Data entries:
● ● ● ● ●

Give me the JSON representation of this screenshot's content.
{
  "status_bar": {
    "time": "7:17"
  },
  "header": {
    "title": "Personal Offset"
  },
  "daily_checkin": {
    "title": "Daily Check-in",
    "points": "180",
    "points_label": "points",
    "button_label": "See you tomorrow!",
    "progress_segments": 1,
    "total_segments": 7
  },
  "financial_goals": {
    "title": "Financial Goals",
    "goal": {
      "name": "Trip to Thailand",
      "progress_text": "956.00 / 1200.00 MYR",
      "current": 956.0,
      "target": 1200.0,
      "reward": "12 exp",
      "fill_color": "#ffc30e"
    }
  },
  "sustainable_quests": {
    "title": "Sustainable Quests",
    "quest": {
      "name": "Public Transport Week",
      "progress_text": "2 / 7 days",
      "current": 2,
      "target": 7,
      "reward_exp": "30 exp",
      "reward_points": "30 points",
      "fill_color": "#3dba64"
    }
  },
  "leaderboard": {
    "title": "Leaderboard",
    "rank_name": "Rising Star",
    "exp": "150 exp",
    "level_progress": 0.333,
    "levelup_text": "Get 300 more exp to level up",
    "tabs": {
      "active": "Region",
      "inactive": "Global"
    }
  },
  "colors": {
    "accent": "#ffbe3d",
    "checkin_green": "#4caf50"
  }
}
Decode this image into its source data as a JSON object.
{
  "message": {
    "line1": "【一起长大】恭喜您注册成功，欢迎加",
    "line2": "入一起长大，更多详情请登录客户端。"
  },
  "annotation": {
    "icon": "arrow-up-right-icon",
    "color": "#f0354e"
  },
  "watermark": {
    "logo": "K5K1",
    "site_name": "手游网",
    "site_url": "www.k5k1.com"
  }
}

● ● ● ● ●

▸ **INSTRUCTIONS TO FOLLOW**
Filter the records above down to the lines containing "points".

▸ **WRITTEN RESPONSE**
    "points": "180",
    "points_label": "points",
      "reward_points": "30 points",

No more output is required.